A Spanish homicide detective encounters more bull than he bargained for.
Chief Inspector Max Cámara of the Valencia PD has detested everything to do with “blood-in-the-sand” ever since as a child he saw a matador sink a sword into an already crippled, helpless animal. Young as he was, he regarded the contest as shamefully unequal. Years later, however, he finds himself reluctantly standing in for his boss, the police commissioner, at a particularly significant corrida. It features nonpareil matador Jorge Blanco, who through his consummate skill and exemplary bearing has almost single-handedly rescued bullfighting from what had seemed an inexorable decline. As usual, Blanco’s performance is heroic. He’s the darling of the crowd—with, it turns out, a notable exception, since later that same night his naked, mutilated body is discovered in the deserted bull ring. So, because happenstance put him at the scene, Cámara catches a case he’d much rather have done without. For one thing, his personal life has recently become depressingly distracting. Moreover, it’s hard to locate a single citizen in all Valencia who takes bullfighting lightly. Rabid fans of the sport include the commissioner, the mayor and a variety of lesser politicians—all of which, as Cámara knows full well, is tantamount to seeing the case as a potential career-killer.

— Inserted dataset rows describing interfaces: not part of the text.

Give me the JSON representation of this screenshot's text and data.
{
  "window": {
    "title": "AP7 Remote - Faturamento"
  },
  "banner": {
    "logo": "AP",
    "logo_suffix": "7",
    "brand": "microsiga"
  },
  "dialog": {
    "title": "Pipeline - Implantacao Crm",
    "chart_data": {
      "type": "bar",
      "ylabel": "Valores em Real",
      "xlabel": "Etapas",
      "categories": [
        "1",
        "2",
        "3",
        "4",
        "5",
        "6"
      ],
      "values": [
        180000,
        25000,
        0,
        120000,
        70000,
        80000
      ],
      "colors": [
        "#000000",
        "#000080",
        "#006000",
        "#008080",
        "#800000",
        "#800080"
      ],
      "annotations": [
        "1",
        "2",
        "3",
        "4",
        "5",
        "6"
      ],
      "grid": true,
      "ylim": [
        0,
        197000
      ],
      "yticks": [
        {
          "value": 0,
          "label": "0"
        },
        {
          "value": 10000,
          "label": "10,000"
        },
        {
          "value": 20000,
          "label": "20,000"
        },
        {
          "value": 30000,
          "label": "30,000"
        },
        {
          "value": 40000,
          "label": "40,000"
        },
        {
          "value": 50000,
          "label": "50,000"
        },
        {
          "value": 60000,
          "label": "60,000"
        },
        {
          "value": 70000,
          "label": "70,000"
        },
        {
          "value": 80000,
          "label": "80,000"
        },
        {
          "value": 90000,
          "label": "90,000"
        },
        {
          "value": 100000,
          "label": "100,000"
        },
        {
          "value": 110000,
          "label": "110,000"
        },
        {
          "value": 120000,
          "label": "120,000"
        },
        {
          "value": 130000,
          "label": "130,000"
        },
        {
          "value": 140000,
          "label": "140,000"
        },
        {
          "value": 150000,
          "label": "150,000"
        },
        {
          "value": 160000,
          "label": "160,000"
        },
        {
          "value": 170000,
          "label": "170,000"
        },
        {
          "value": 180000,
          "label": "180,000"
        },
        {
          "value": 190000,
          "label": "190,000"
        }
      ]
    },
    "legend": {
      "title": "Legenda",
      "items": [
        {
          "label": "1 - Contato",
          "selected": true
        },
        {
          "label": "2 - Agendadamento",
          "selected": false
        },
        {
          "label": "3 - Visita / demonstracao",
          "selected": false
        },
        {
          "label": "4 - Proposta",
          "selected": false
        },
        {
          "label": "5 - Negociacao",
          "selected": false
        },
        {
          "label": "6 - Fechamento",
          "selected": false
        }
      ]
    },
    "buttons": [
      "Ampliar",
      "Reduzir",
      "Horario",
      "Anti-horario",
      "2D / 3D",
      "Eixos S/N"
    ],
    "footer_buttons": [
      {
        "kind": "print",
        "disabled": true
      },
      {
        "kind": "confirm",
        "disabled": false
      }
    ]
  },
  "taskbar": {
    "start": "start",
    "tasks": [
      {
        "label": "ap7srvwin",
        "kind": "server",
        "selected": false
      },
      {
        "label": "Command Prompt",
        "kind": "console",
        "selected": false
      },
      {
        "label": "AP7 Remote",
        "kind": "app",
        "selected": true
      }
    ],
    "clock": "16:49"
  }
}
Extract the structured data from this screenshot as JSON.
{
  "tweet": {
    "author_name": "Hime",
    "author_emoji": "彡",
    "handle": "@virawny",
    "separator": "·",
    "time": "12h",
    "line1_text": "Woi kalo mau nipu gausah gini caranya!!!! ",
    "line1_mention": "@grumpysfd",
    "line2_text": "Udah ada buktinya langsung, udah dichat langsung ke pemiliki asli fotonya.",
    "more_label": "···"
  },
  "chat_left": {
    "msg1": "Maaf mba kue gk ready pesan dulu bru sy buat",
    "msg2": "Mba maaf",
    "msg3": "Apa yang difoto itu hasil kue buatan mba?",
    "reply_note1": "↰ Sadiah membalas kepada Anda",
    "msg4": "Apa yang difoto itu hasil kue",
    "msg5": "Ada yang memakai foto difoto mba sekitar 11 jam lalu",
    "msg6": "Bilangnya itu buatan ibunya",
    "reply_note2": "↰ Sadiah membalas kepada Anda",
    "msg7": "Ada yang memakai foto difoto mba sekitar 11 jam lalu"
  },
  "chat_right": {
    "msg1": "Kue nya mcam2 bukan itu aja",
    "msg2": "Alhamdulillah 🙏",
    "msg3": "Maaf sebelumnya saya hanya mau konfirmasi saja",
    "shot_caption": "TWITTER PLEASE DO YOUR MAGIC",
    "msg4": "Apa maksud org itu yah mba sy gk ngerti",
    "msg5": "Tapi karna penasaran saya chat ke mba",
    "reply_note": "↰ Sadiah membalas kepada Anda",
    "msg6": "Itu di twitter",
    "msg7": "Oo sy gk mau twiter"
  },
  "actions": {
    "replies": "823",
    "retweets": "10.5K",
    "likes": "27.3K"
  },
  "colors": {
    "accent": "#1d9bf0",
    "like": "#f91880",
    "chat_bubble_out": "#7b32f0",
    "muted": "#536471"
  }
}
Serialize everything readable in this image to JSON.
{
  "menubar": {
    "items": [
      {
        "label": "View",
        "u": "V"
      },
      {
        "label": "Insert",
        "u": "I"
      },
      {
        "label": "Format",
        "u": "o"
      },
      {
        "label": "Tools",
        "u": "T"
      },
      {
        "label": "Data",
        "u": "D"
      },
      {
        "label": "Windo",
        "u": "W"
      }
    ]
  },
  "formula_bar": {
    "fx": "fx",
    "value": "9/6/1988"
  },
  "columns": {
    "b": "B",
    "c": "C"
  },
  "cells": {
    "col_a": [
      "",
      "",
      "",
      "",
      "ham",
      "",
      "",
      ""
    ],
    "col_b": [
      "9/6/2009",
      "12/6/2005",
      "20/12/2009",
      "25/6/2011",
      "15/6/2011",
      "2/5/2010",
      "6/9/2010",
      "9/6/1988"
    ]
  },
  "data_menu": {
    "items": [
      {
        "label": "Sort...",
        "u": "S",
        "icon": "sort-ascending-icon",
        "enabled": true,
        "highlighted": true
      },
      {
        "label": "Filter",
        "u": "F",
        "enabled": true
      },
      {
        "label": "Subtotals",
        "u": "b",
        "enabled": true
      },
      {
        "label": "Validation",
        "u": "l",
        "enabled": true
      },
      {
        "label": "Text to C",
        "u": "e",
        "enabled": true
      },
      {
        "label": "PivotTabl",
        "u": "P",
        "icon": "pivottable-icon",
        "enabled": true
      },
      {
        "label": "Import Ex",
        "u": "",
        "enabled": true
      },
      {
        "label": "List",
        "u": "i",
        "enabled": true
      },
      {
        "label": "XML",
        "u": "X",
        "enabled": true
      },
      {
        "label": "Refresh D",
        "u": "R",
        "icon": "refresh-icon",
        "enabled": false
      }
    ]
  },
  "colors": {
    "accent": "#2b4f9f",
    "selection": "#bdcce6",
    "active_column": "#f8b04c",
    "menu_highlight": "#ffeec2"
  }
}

Webster’s insights into bullfighting shed light on aspects of the Spanish character, lifting this debut and its bleak and brooding protagonist above the ordinary.